Fibroblast growth factor 21 (FGF-21) belongs to the FGF-19 subfamily, which includes FGF-19, FGF-21, and FGF-23. The FGF-19 family members are potent endocrine hormones in the regulation of a diverse physiological homeostasis.
The intact FGF-21 is a small protein comprising of 181 amino acids. Administration of recombinant FGF-21 lowered plasma glucose and insulin levels, reduced hepatic and circulating triglyceride and cholesterol levels, and improved insulin sensitivity, energy expenditure, hepatic steatosis, and obesity in a range of insulin-resistant animal models.
The physiological functions of FGF-21 rely on the intact molecular structure and animno acid sequence in its N-terminal and C-terminal region. The N-terminal non-truncated FGF-21 is a potent cell membrane FGF receptor binder. The N-terminal-truncated FGF-21 (7-181) is a potent inhibitor that competitively inhibits the biological activity of intact FGF-21 (1-181). Therefore, it is important to measure the amount of circulating, intact FGF-21 levels in the assessment of physiological and pathophysiological condition. An assay that determines FGF-21 fragments may overestimate the biological activity of the protein in test samples.
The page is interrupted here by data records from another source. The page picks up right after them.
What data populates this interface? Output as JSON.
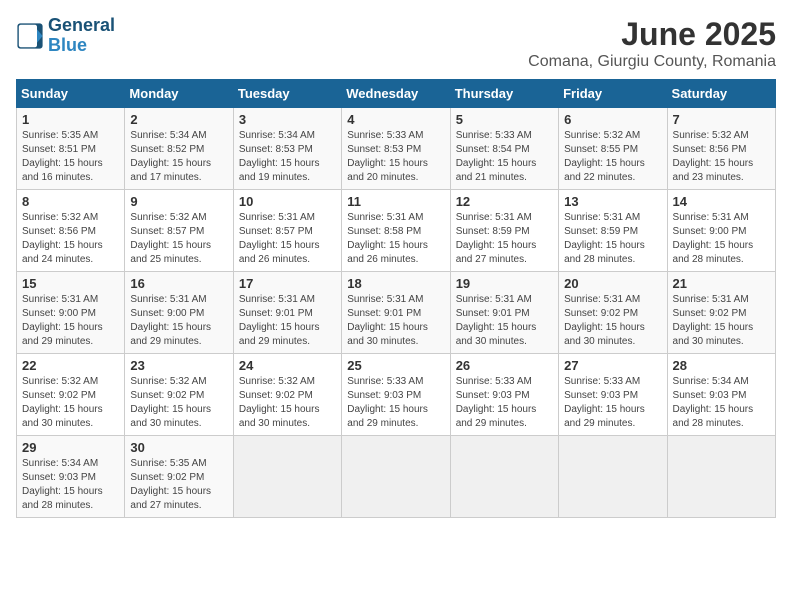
{
  "logo": {
    "line1": "General",
    "line2": "Blue"
  },
  "title": "June 2025",
  "location": "Comana, Giurgiu County, Romania",
  "headers": [
    "Sunday",
    "Monday",
    "Tuesday",
    "Wednesday",
    "Thursday",
    "Friday",
    "Saturday"
  ],
  "weeks": [
    [
      {
        "day": "1",
        "sunrise": "5:35 AM",
        "sunset": "8:51 PM",
        "daylight": "15 hours and 16 minutes."
      },
      {
        "day": "2",
        "sunrise": "5:34 AM",
        "sunset": "8:52 PM",
        "daylight": "15 hours and 17 minutes."
      },
      {
        "day": "3",
        "sunrise": "5:34 AM",
        "sunset": "8:53 PM",
        "daylight": "15 hours and 19 minutes."
      },
      {
        "day": "4",
        "sunrise": "5:33 AM",
        "sunset": "8:53 PM",
        "daylight": "15 hours and 20 minutes."
      },
      {
        "day": "5",
        "sunrise": "5:33 AM",
        "sunset": "8:54 PM",
        "daylight": "15 hours and 21 minutes."
      },
      {
        "day": "6",
        "sunrise": "5:32 AM",
        "sunset": "8:55 PM",
        "daylight": "15 hours and 22 minutes."
      },
      {
        "day": "7",
        "sunrise": "5:32 AM",
        "sunset": "8:56 PM",
        "daylight": "15 hours and 23 minutes."
      }
    ],
    [
      {
        "day": "8",
        "sunrise": "5:32 AM",
        "sunset": "8:56 PM",
        "daylight": "15 hours and 24 minutes."
      },
      {
        "day": "9",
        "sunrise": "5:32 AM",
        "sunset": "8:57 PM",
        "daylight": "15 hours and 25 minutes."
      },
      {
        "day": "10",
        "sunrise": "5:31 AM",
        "sunset": "8:57 PM",
        "daylight": "15 hours and 26 minutes."
      },
      {
        "day": "11",
        "sunrise": "5:31 AM",
        "sunset": "8:58 PM",
        "daylight": "15 hours and 26 minutes."
      },
      {
        "day": "12",
        "sunrise": "5:31 AM",
        "sunset": "8:59 PM",
        "daylight": "15 hours and 27 minutes."
      },
      {
        "day": "13",
        "sunrise": "5:31 AM",
        "sunset": "8:59 PM",
        "daylight": "15 hours and 28 minutes."
      },
      {
        "day": "14",
        "sunrise": "5:31 AM",
        "sunset": "9:00 PM",
        "daylight": "15 hours and 28 minutes."
      }
    ],
    [
      {
        "day": "15",
        "sunrise": "5:31 AM",
        "sunset": "9:00 PM",
        "daylight": "15 hours and 29 minutes."
      },
      {
        "day": "16",
        "sunrise": "5:31 AM",
        "sunset": "9:00 PM",
        "daylight": "15 hours and 29 minutes."
      },
      {
        "day": "17",
        "sunrise": "5:31 AM",
        "sunset": "9:01 PM",
        "daylight": "15 hours and 29 minutes."
      },
      {
        "day": "18",
        "sunrise": "5:31 AM",
        "sunset": "9:01 PM",
        "daylight": "15 hours and 30 minutes."
      },
      {
        "day": "19",
        "sunrise": "5:31 AM",
        "sunset": "9:01 PM",
        "daylight": "15 hours and 30 minutes."
      },
      {
        "day": "20",
        "sunrise": "5:31 AM",
        "sunset": "9:02 PM",
        "daylight": "15 hours and 30 minutes."
      },
      {
        "day": "21",
        "sunrise": "5:31 AM",
        "sunset": "9:02 PM",
        "daylight": "15 hours and 30 minutes."
      }
    ],
    [
      {
        "day": "22",
        "sunrise": "5:32 AM",
        "sunset": "9:02 PM",
        "daylight": "15 hours and 30 minutes."
      },
      {
        "day": "23",
        "sunrise": "5:32 AM",
        "sunset": "9:02 PM",
        "daylight": "15 hours and 30 minutes."
      },
      {
        "day": "24",
        "sunrise": "5:32 AM",
        "sunset": "9:02 PM",
        "daylight": "15 hours and 30 minutes."
      },
      {
        "day": "25",
        "sunrise": "5:33 AM",
        "sunset": "9:03 PM",
        "daylight": "15 hours and 29 minutes."
      },
      {
        "day": "26",
        "sunrise": "5:33 AM",
        "sunset": "9:03 PM",
        "daylight": "15 hours and 29 minutes."
      },
      {
        "day": "27",
        "sunrise": "5:33 AM",
        "sunset": "9:03 PM",
        "daylight": "15 hours and 29 minutes."
      },
      {
        "day": "28",
        "sunrise": "5:34 AM",
        "sunset": "9:03 PM",
        "daylight": "15 hours and 28 minutes."
      }
    ],
    [
      {
        "day": "29",
        "sunrise": "5:34 AM",
        "sunset": "9:03 PM",
        "daylight": "15 hours and 28 minutes."
      },
      {
        "day": "30",
        "sunrise": "5:35 AM",
        "sunset": "9:02 PM",
        "daylight": "15 hours and 27 minutes."
      },
      null,
      null,
      null,
      null,
      null
    ]
  ]
}
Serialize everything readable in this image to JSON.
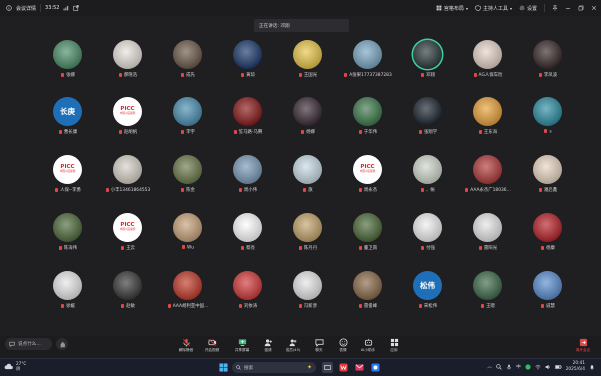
{
  "window": {
    "title": "会议详情",
    "time": "33:52",
    "network_icon": "signal-bars-icon",
    "share_icon": "external-link-icon",
    "view_menu": "宫格布局",
    "host_tools": "主持人工具",
    "settings": "设置"
  },
  "speaking_banner": "正在讲话: 邓翔",
  "participants": [
    {
      "name": "张娜",
      "bg": "#4b8e6a",
      "kind": "photo"
    },
    {
      "name": "郝晓浩",
      "bg": "#e8e3dc",
      "kind": "photo"
    },
    {
      "name": "成先",
      "bg": "#6d5a4a",
      "kind": "photo"
    },
    {
      "name": "黄琼",
      "bg": "#1d3a6e",
      "kind": "photo"
    },
    {
      "name": "王国光",
      "bg": "#e8c74a",
      "kind": "photo"
    },
    {
      "name": "A张果17737387283",
      "bg": "#7aa7c4",
      "kind": "photo"
    },
    {
      "name": "邓翔",
      "bg": "#2c3a3c",
      "kind": "photo",
      "active": true
    },
    {
      "name": "AG人保车险",
      "bg": "#e6d4c8",
      "kind": "photo"
    },
    {
      "name": "李凤波",
      "bg": "#3a2a2a",
      "kind": "photo"
    },
    {
      "name": "曹长康",
      "bg": "#1f6fb8",
      "kind": "text",
      "text": "长庚"
    },
    {
      "name": "赵胡帆",
      "bg": "#ffffff",
      "kind": "logo",
      "text": "PICC",
      "sub": "中国人民保险"
    },
    {
      "name": "李宇",
      "bg": "#4a8fb2",
      "kind": "photo"
    },
    {
      "name": "笙马路-马腾",
      "bg": "#8a1a1a",
      "kind": "photo"
    },
    {
      "name": "杨娜",
      "bg": "#3a2b36",
      "kind": "photo"
    },
    {
      "name": "于华伟",
      "bg": "#3e7a4c",
      "kind": "photo"
    },
    {
      "name": "张翔学",
      "bg": "#1c2430",
      "kind": "photo"
    },
    {
      "name": "王东海",
      "bg": "#e8a23a",
      "kind": "photo"
    },
    {
      "name": "s",
      "bg": "#2e8ea4",
      "kind": "photo"
    },
    {
      "name": "人保--李勇",
      "bg": "#ffffff",
      "kind": "logo",
      "text": "PICC",
      "sub": "中国人民保险"
    },
    {
      "name": "小丰13461864553",
      "bg": "#d8d2c8",
      "kind": "photo"
    },
    {
      "name": "陈金",
      "bg": "#6c7a4c",
      "kind": "photo"
    },
    {
      "name": "周小伟",
      "bg": "#7a9ab8",
      "kind": "photo"
    },
    {
      "name": "旗",
      "bg": "#c8dbe6",
      "kind": "photo"
    },
    {
      "name": "周永杰",
      "bg": "#ffffff",
      "kind": "logo",
      "text": "PICC",
      "sub": "中国人民保险"
    },
    {
      "name": "、帐",
      "bg": "#cfd8cc",
      "kind": "photo"
    },
    {
      "name": "AAA永杰广18036...",
      "bg": "#b23a3a",
      "kind": "photo"
    },
    {
      "name": "潘启鑫",
      "bg": "#e9d6c2",
      "kind": "photo"
    },
    {
      "name": "陈海伟",
      "bg": "#4f6b3c",
      "kind": "photo"
    },
    {
      "name": "王云",
      "bg": "#ffffff",
      "kind": "logo",
      "text": "PICC",
      "sub": "中国人民保险"
    },
    {
      "name": "Wu",
      "bg": "#c8a27a",
      "kind": "photo"
    },
    {
      "name": "蔡亮",
      "bg": "#ffffff",
      "kind": "photo"
    },
    {
      "name": "陈丹丹",
      "bg": "#c4a46c",
      "kind": "photo"
    },
    {
      "name": "董卫南",
      "bg": "#4c6a3a",
      "kind": "photo"
    },
    {
      "name": "付强",
      "bg": "#f0f0f0",
      "kind": "photo"
    },
    {
      "name": "雷阳光",
      "bg": "#e6e6e6",
      "kind": "photo"
    },
    {
      "name": "杨康",
      "bg": "#b8222a",
      "kind": "photo"
    },
    {
      "name": "徐媛",
      "bg": "#e8e8e8",
      "kind": "photo"
    },
    {
      "name": "赵敏",
      "bg": "#3a3a3a",
      "kind": "photo"
    },
    {
      "name": "AAA胡利亚中国...",
      "bg": "#c23a2a",
      "kind": "photo"
    },
    {
      "name": "刘依涛",
      "bg": "#d23a3a",
      "kind": "photo"
    },
    {
      "name": "冯新彦",
      "bg": "#e6e6e6",
      "kind": "photo"
    },
    {
      "name": "雷俊峰",
      "bg": "#8a6a4a",
      "kind": "photo"
    },
    {
      "name": "宋松伟",
      "bg": "#1f6fb8",
      "kind": "text",
      "text": "松伟"
    },
    {
      "name": "王嗯",
      "bg": "#3e6a4a",
      "kind": "photo"
    },
    {
      "name": "戚慧",
      "bg": "#5a8ed0",
      "kind": "photo"
    }
  ],
  "meeting_bar": {
    "chat_placeholder": "说点什么...",
    "tools": [
      {
        "label": "解除静音",
        "icon": "microphone-icon"
      },
      {
        "label": "开启视频",
        "icon": "camera-icon"
      },
      {
        "label": "共享屏幕",
        "icon": "share-screen-icon"
      },
      {
        "label": "邀请",
        "icon": "add-user-icon"
      },
      {
        "label": "成员(45)",
        "icon": "members-icon"
      },
      {
        "label": "聊天",
        "icon": "chat-icon"
      },
      {
        "label": "表情",
        "icon": "emoji-icon"
      },
      {
        "label": "AI小助手",
        "icon": "ai-assistant-icon"
      },
      {
        "label": "应用",
        "icon": "apps-icon"
      }
    ],
    "end": "离开会议"
  },
  "taskbar": {
    "weather_temp": "27°C",
    "weather_desc": "阴",
    "search_placeholder": "搜索",
    "ime": "中",
    "time": "20:41",
    "date": "2025/6/4"
  }
}
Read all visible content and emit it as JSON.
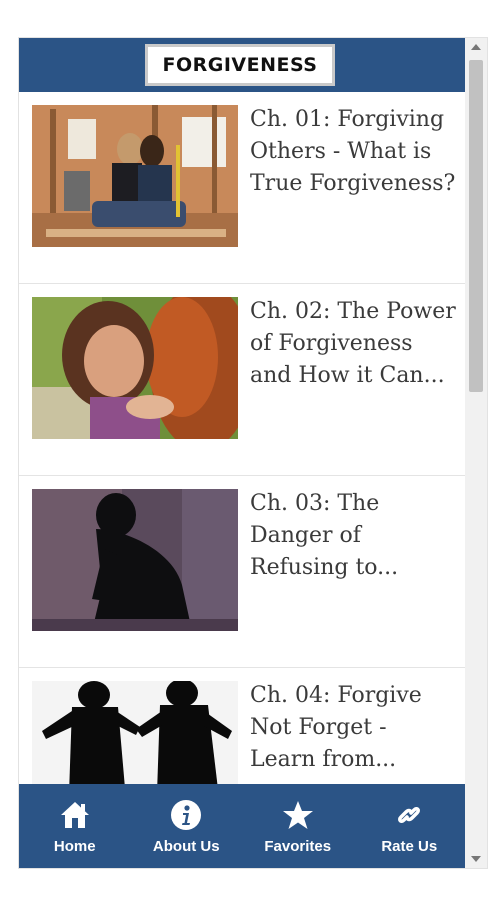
{
  "header": {
    "logo_text": "FORGIVENESS"
  },
  "chapters": [
    {
      "title": "Ch. 01: Forgiving Others - What is True Forgiveness?",
      "display": "Ch. 01: Forgiving\nOthers - What is\nTrue Forgiveness?"
    },
    {
      "title": "Ch. 02: The Power of Forgiveness and How it Can...",
      "display": "Ch. 02: The Power\nof Forgiveness\nand How it Can..."
    },
    {
      "title": "Ch. 03: The Danger of Refusing to...",
      "display": "Ch. 03: The\nDanger of\nRefusing to..."
    },
    {
      "title": "Ch. 04: Forgive Not Forget - Learn from...",
      "display": "Ch. 04: Forgive\nNot Forget -\nLearn from..."
    }
  ],
  "nav": [
    {
      "label": "Home",
      "icon": "home-icon"
    },
    {
      "label": "About Us",
      "icon": "info-icon"
    },
    {
      "label": "Favorites",
      "icon": "star-icon"
    },
    {
      "label": "Rate Us",
      "icon": "link-icon"
    }
  ],
  "colors": {
    "primary": "#2b5486",
    "text": "#3a3a3a"
  }
}
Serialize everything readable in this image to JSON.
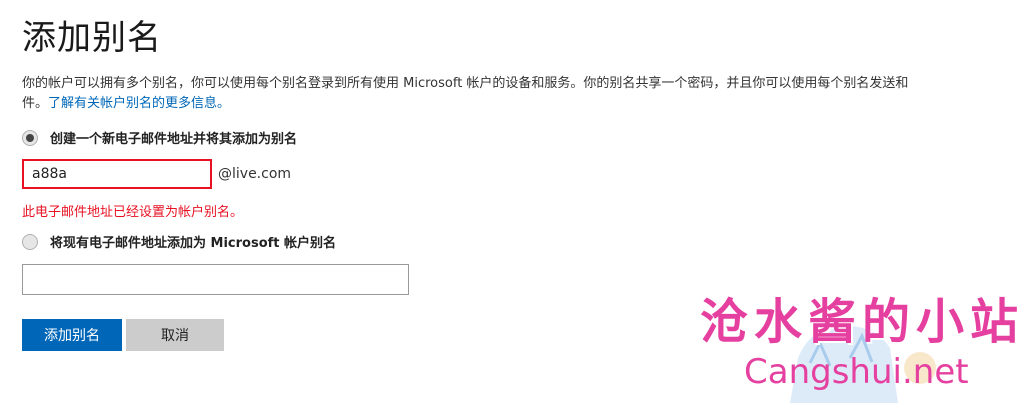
{
  "page": {
    "title": "添加别名",
    "description_line1": "你的帐户可以拥有多个别名，你可以使用每个别名登录到所有使用 Microsoft 帐户的设备和服务。你的别名共享一个密码，并且你可以使用每个别名发送和",
    "description_line2_prefix": "件。",
    "learn_more_link": "了解有关帐户别名的更多信息。"
  },
  "option_new": {
    "label": "创建一个新电子邮件地址并将其添加为别名",
    "selected": true,
    "input_value": "a88a",
    "domain_suffix": "@live.com",
    "error_text": "此电子邮件地址已经设置为帐户别名。"
  },
  "option_existing": {
    "label": "将现有电子邮件地址添加为 Microsoft 帐户别名",
    "selected": false,
    "input_value": ""
  },
  "buttons": {
    "add_label": "添加别名",
    "cancel_label": "取消"
  },
  "watermark": {
    "text_cn": "沧水酱的小站",
    "text_en": "Cangshui.net"
  },
  "colors": {
    "accent": "#0067b8",
    "error": "#e81123",
    "watermark": "#e5409f"
  }
}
Circulating FGF-21 is a biomarker and its levels are increased in patients with nonalcoholic fatty liver disease (NAFLD), type 2 diabetes, gestational diabetes, and obesity. An increase of circulating FGF-21 is also found in patients with Cushing's syndrome and patients with lipodystrophy induced by HIV-1, as well as those with chronic renal disease or end-stage renal disease (ESRD).